(17a) The Silanol Content of Silica Nanoparticles (Invited) | AIChE

(17a) The Silanol Content of Silica Nanoparticles (Invited)


Pratsinis, S. E., ETH Zurich
Spyrogianni, A., ETH Zurich
Keevend, K., Empa

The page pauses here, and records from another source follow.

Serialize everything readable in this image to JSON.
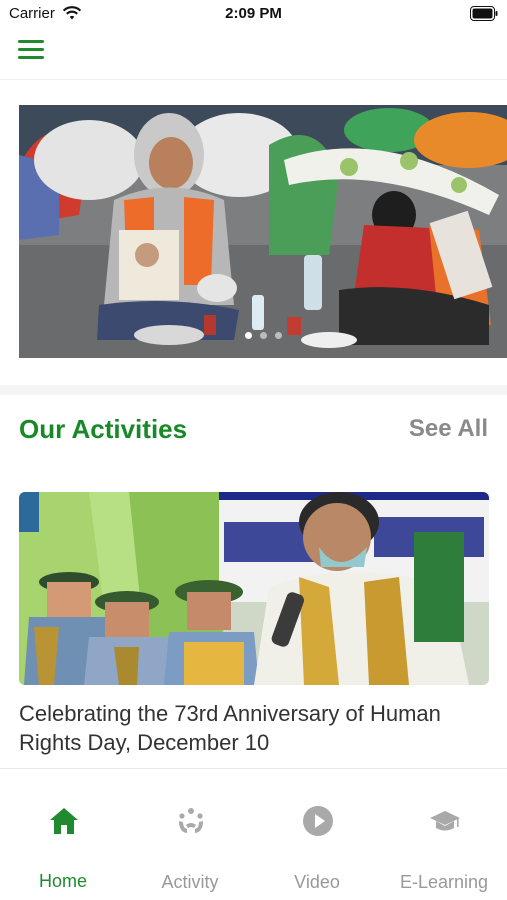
{
  "status_bar": {
    "carrier": "Carrier",
    "time": "2:09 PM"
  },
  "colors": {
    "accent": "#1f8a2e",
    "title_green": "#178a27",
    "muted": "#8a8a8a"
  },
  "icons": {
    "menu": "hamburger-icon",
    "home": "home-icon",
    "activity": "activity-icon",
    "video": "play-icon",
    "elearning": "graduation-cap-icon"
  },
  "carousel": {
    "slide_count": 3,
    "active_index": 0
  },
  "activities": {
    "section_title": "Our Activities",
    "see_all_label": "See All",
    "items": [
      {
        "title": "Celebrating the 73rd Anniversary of Human Rights Day, December 10"
      }
    ]
  },
  "tabs": [
    {
      "label": "Home",
      "active": true
    },
    {
      "label": "Activity",
      "active": false
    },
    {
      "label": "Video",
      "active": false
    },
    {
      "label": "E-Learning",
      "active": false
    }
  ]
}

The surface chemistry of synthetic amorphous silicas is important for their performance (e.g. in elastomers, paints or cosmetics) as well as for understanding their bio-interactions. Here, the effect of synthesis conditions on the silica surface hydroxylation is investigated. Furthermore, a correlation between silanol content/type and in vitro cytolytic activity of flame-made silicas is sought by measuring the induced membrane damage in human blood monocytes. By controlling the flame synthesis variables, silica nanoparticles with the same specific surface area but distinct surface chemistry are prepared and characterized by Raman and infrared spectroscopy, thermogravimetric analysis, and titration with lithium alanate. The surface silanol content of silicas made in relatively short and “cold” flames is rather high (up to ~8 OH/nm2) and is reduced down to ~4 OH/nm2 for silicas made in long and “hot” flames. The latter is closer to that of commercial fumed silica. Moreover, “cold-flame” silicas exhibit higher proportion of hydrogen-bonded vs. isolated silanols and more physisorbed water than “hot-flame” ones of similar average primary particle diameter. Interestingly, the above surface chemistry differences translate to lower cytolytic activity for “cold-” than “hot-flame” silicas in human monocytes. Most notably, total silanol contents of up to ~17 OH/nm2 are calculated by thermogravimetric analysis for “cold-flame” silicas, indicating their high internal silanol content. The latter provides new insight into the potential formation mechanism of silica particles in rapidly-quenched “cold” flames.